## Work order
In the listing below, find each line containing "browser" and report it.

## Source information

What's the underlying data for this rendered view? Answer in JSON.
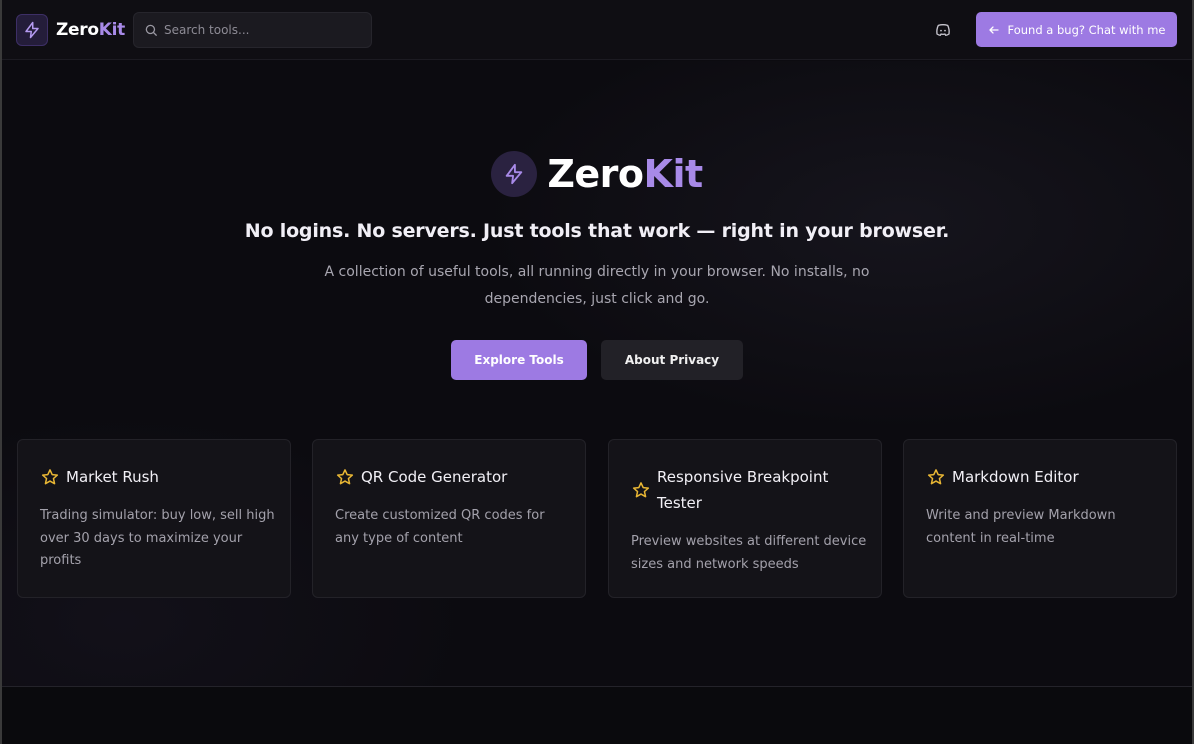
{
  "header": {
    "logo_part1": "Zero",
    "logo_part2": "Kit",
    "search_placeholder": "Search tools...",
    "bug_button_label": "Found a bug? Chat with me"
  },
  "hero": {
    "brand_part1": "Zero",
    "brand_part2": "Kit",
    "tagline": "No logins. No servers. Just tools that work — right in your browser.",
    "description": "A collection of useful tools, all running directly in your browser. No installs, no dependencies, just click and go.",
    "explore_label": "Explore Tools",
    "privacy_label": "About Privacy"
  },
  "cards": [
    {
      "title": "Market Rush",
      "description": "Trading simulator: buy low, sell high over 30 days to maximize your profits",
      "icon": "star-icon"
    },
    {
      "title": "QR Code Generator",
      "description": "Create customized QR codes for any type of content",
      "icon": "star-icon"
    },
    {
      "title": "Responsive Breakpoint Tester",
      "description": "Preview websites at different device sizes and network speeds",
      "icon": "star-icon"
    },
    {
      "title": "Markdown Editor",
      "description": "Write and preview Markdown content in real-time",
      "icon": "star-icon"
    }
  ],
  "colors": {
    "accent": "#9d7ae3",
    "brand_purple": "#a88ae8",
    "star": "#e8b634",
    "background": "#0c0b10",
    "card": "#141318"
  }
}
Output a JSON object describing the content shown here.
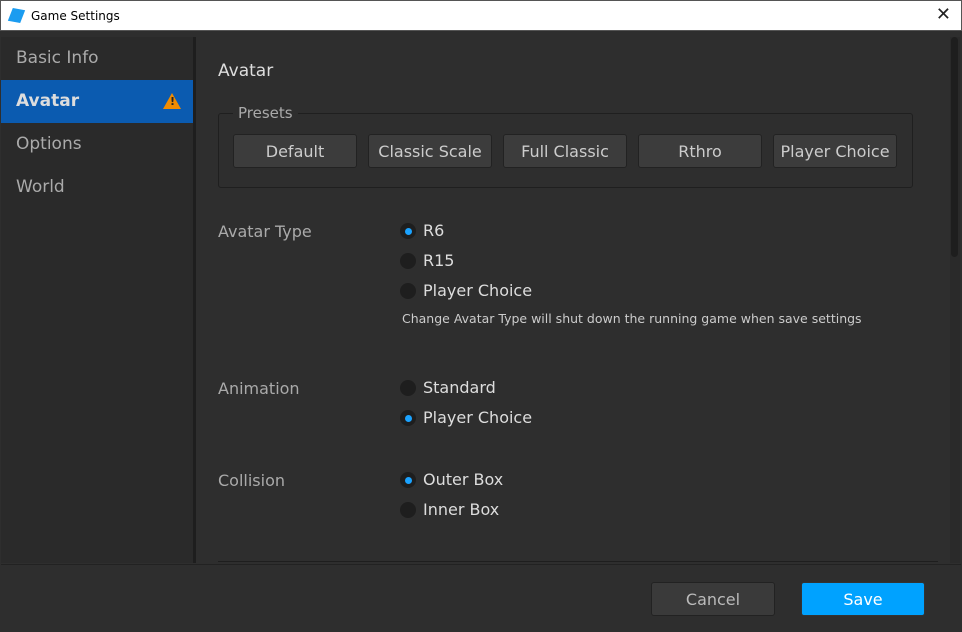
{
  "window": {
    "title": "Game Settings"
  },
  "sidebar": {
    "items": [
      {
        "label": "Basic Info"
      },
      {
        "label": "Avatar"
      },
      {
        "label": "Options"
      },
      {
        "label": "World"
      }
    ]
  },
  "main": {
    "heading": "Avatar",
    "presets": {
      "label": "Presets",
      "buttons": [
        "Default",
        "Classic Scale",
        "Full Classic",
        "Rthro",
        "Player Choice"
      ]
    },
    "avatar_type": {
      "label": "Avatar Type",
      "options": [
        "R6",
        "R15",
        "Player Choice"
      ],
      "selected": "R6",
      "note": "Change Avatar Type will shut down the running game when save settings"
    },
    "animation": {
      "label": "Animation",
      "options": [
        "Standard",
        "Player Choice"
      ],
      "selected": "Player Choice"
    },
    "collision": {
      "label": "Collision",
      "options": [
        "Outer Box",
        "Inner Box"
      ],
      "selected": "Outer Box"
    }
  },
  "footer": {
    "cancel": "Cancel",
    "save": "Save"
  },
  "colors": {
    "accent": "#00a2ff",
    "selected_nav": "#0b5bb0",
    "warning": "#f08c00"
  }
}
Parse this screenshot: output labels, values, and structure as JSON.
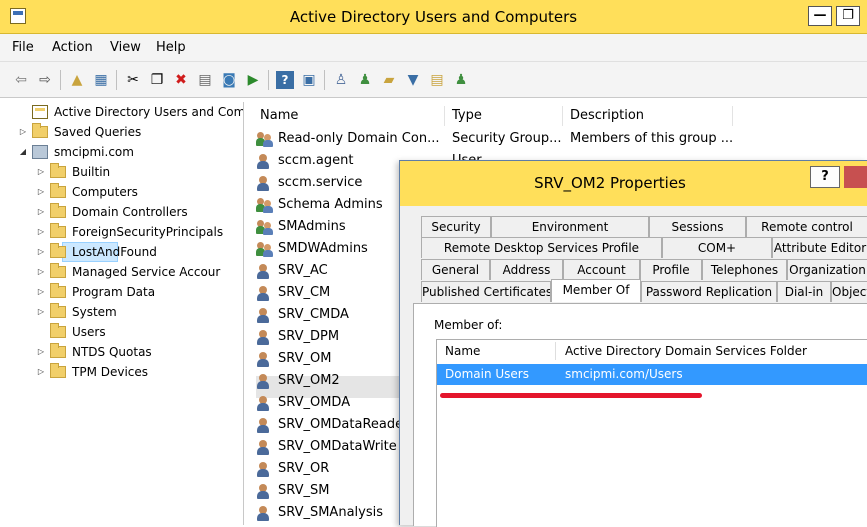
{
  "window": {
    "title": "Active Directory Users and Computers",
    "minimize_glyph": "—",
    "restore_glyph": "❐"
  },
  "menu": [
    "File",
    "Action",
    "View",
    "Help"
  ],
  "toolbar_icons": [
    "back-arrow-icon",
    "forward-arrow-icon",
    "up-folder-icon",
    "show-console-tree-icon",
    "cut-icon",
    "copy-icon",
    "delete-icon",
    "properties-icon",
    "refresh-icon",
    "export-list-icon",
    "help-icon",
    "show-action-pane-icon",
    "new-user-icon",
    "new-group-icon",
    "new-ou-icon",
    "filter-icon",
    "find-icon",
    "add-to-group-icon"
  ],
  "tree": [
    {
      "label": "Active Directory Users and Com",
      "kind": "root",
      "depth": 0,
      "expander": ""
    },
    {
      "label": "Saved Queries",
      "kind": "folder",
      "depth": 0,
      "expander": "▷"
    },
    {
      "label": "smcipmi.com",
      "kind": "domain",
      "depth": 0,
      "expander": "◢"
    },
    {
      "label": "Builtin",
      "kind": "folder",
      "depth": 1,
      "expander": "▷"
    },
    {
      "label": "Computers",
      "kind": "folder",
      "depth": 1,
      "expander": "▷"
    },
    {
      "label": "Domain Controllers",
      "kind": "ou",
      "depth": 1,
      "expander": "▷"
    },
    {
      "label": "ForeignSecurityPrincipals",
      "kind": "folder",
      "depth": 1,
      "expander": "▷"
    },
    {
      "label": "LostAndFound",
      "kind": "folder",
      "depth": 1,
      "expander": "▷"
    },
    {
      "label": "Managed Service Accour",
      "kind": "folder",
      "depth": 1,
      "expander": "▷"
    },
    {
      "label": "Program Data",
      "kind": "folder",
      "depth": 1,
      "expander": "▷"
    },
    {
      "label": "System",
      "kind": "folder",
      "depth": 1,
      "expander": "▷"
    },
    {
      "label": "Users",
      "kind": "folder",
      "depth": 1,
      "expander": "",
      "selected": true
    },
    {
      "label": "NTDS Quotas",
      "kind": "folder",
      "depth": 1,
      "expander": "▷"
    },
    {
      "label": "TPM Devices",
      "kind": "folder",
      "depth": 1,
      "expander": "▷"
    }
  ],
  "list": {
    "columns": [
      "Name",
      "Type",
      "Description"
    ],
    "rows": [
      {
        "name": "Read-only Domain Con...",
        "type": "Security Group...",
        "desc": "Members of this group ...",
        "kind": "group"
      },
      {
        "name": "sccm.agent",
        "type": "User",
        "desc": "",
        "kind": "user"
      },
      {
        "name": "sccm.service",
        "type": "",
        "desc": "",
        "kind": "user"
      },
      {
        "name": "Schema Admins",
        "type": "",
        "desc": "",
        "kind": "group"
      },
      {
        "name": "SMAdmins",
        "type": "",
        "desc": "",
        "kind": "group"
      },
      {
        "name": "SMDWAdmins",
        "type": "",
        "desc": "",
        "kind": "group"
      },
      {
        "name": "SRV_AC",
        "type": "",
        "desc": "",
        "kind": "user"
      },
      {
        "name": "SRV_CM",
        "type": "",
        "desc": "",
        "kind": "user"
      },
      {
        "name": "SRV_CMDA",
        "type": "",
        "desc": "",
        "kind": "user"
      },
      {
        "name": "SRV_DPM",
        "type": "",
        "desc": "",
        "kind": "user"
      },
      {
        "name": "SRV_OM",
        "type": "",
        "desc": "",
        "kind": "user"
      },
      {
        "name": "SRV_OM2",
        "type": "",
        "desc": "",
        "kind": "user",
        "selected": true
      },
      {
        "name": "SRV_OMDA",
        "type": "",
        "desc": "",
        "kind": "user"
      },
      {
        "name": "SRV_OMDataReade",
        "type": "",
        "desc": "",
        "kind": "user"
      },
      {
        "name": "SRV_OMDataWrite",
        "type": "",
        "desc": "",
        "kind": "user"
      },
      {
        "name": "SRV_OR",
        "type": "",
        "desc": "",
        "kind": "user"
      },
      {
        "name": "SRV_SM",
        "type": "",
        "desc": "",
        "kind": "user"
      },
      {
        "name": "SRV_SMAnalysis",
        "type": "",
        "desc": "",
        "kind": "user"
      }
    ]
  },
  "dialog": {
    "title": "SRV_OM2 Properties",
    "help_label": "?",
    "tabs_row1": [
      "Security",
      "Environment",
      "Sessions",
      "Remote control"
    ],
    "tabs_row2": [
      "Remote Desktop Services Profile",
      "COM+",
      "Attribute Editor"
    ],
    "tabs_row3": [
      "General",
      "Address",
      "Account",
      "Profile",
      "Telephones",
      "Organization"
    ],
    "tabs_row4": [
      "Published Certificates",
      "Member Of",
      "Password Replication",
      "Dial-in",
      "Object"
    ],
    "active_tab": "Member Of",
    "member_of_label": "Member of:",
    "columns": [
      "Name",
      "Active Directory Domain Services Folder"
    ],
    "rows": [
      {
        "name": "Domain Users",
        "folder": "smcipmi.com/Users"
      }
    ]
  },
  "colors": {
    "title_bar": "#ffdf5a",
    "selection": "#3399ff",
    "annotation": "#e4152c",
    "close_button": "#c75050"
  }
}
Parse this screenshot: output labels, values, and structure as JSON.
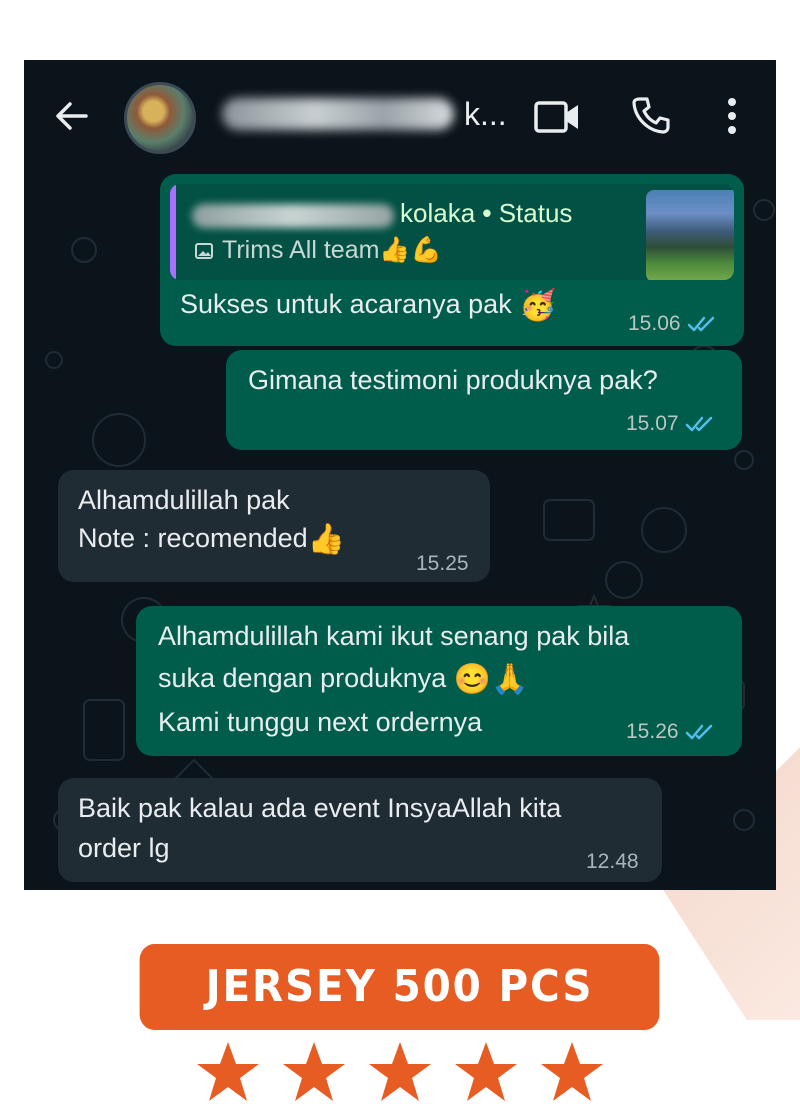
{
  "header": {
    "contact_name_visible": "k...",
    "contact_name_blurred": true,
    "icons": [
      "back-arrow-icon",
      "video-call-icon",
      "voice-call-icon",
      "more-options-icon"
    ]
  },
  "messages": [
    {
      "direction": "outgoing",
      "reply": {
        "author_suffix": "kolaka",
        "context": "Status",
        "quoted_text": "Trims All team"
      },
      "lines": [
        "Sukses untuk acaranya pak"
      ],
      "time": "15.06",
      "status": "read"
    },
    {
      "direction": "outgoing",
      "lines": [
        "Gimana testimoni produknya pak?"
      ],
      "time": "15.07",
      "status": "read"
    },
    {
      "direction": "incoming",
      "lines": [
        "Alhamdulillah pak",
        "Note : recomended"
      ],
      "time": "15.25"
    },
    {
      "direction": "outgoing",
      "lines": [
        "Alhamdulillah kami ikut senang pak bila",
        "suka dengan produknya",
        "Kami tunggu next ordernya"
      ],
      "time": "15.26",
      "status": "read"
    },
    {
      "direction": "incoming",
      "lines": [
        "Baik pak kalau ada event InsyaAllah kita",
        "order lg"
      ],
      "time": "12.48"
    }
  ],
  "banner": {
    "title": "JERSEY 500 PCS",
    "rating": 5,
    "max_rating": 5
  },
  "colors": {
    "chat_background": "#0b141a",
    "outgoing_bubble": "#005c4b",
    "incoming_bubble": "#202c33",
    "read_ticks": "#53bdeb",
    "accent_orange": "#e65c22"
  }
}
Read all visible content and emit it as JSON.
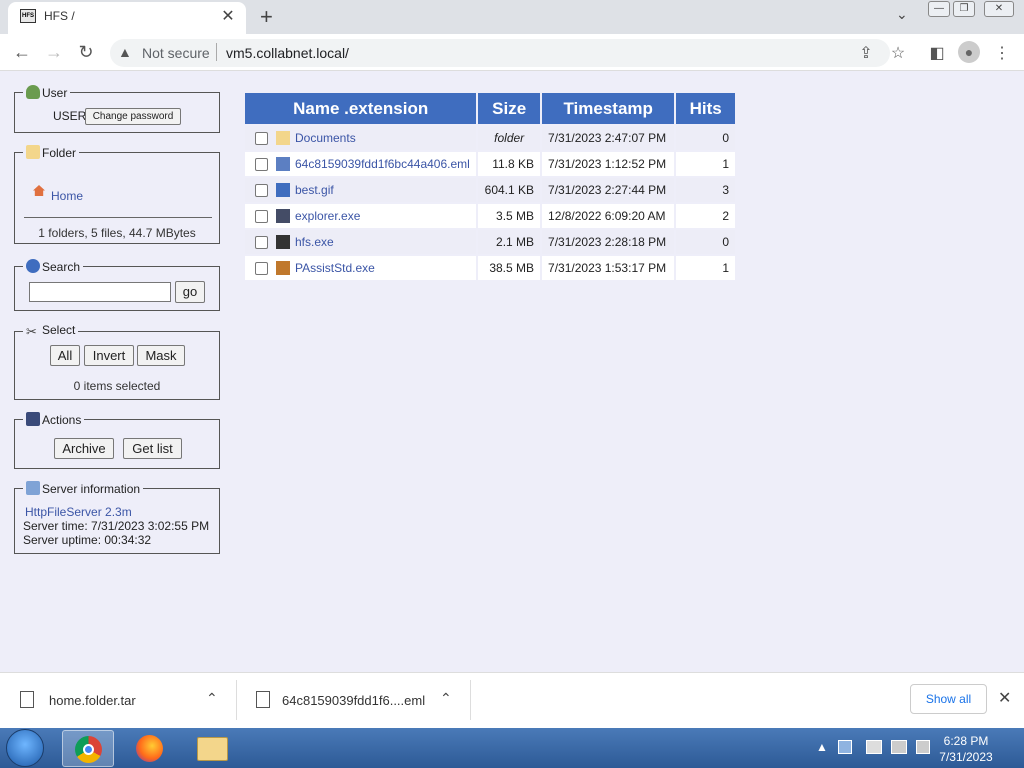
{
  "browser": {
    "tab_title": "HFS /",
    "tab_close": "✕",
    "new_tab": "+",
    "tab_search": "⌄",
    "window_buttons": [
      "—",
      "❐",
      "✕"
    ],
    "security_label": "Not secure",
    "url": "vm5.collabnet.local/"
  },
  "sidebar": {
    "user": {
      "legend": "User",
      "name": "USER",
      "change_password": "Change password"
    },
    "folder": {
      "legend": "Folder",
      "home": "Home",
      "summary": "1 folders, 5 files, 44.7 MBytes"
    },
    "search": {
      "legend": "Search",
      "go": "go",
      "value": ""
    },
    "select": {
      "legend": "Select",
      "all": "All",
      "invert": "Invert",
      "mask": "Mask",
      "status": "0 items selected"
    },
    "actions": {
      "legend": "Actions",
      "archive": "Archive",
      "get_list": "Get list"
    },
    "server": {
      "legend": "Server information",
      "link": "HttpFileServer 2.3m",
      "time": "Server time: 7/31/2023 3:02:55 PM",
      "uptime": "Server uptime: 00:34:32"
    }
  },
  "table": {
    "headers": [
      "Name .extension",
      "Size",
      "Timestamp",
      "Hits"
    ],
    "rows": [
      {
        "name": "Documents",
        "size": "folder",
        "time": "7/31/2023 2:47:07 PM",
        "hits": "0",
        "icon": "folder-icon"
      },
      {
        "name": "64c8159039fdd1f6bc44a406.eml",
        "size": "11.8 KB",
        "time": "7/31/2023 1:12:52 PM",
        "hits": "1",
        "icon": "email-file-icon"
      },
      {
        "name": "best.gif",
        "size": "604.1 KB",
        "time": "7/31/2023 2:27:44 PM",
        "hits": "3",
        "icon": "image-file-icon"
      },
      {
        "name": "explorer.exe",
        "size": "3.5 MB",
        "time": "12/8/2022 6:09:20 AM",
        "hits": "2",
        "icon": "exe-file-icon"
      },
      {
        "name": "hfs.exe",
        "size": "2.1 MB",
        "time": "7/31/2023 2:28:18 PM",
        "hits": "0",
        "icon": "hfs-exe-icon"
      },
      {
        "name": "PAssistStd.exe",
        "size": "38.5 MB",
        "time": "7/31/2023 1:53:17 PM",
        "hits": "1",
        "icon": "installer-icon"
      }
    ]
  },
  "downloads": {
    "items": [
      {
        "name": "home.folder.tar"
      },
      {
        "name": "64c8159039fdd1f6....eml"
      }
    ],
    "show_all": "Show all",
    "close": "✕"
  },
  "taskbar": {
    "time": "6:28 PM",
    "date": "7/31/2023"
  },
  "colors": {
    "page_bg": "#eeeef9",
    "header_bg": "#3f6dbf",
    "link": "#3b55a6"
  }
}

## Response below
    "tagline": "No logins. No servers. Just tools that work — right in your browser.",
    "description": "A collection of useful tools, all running directly in your browser. No installs, no dependencies, just click and go.",
  "browser": {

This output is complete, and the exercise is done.